Saved entries
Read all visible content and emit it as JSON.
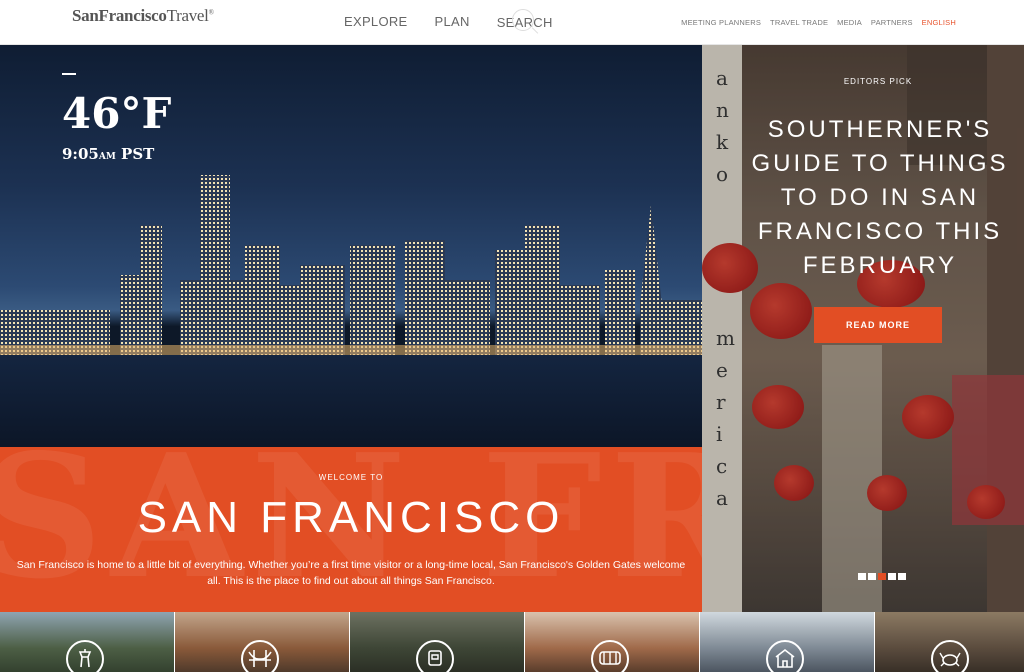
{
  "header": {
    "logo_bold": "SanFrancisco",
    "logo_light": "Travel",
    "logo_mark": "®",
    "main_nav": [
      "EXPLORE",
      "PLAN",
      "SEARCH"
    ],
    "util_nav": [
      "MEETING PLANNERS",
      "TRAVEL TRADE",
      "MEDIA",
      "PARTNERS"
    ],
    "language": "ENGLISH"
  },
  "hero": {
    "temperature": "46°F",
    "time": "9:05",
    "am_pm": "AM",
    "timezone": "PST"
  },
  "welcome": {
    "background_text": "SAN FR",
    "eyebrow": "WELCOME TO",
    "title": "SAN FRANCISCO",
    "body": "San Francisco is home to a little bit of everything. Whether you’re a first time visitor or a long-time local, San Francisco's Golden Gates welcome all. This is the place to find out about all things San Francisco."
  },
  "editors_pick": {
    "label": "EDITORS PICK",
    "title": "SOUTHERNER'S GUIDE TO THINGS TO DO IN SAN FRANCISCO THIS FEBRUARY",
    "button": "READ MORE",
    "slides": 5,
    "active_slide": 2
  },
  "thumbnails": [
    {
      "icon": "lighthouse-tower-icon",
      "color": "#4d5f45"
    },
    {
      "icon": "golden-gate-bridge-icon",
      "color": "#8a5a3a"
    },
    {
      "icon": "cable-car-icon",
      "color": "#3e4636"
    },
    {
      "icon": "trolley-icon",
      "color": "#a06a4a"
    },
    {
      "icon": "painted-ladies-house-icon",
      "color": "#7f8a95"
    },
    {
      "icon": "crab-icon",
      "color": "#5b4c3e"
    }
  ],
  "colors": {
    "accent": "#e24e24",
    "header_text": "#666666"
  }
}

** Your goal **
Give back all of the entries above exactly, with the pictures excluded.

** The answer **
Read all visible content and emit it as JSON.
{
  "header": {
    "logo_bold": "SanFrancisco",
    "logo_light": "Travel",
    "logo_mark": "®",
    "main_nav": [
      "EXPLORE",
      "PLAN",
      "SEARCH"
    ],
    "util_nav": [
      "MEETING PLANNERS",
      "TRAVEL TRADE",
      "MEDIA",
      "PARTNERS"
    ],
    "language": "ENGLISH"
  },
  "hero": {
    "temperature": "46°F",
    "time": "9:05",
    "am_pm": "AM",
    "timezone": "PST"
  },
  "welcome": {
    "background_text": "SAN FR",
    "eyebrow": "WELCOME TO",
    "title": "SAN FRANCISCO",
    "body": "San Francisco is home to a little bit of everything. Whether you’re a first time visitor or a long-time local, San Francisco's Golden Gates welcome all. This is the place to find out about all things San Francisco."
  },
  "editors_pick": {
    "label": "EDITORS PICK",
    "title": "SOUTHERNER'S GUIDE TO THINGS TO DO IN SAN FRANCISCO THIS FEBRUARY",
    "button": "READ MORE",
    "slides": 5,
    "active_slide": 2
  },
  "thumbnails": [
    {
      "icon": "lighthouse-tower-icon",
      "color": "#4d5f45"
    },
    {
      "icon": "golden-gate-bridge-icon",
      "color": "#8a5a3a"
    },
    {
      "icon": "cable-car-icon",
      "color": "#3e4636"
    },
    {
      "icon": "trolley-icon",
      "color": "#a06a4a"
    },
    {
      "icon": "painted-ladies-house-icon",
      "color": "#7f8a95"
    },
    {
      "icon": "crab-icon",
      "color": "#5b4c3e"
    }
  ],
  "colors": {
    "accent": "#e24e24",
    "header_text": "#666666"
  }
}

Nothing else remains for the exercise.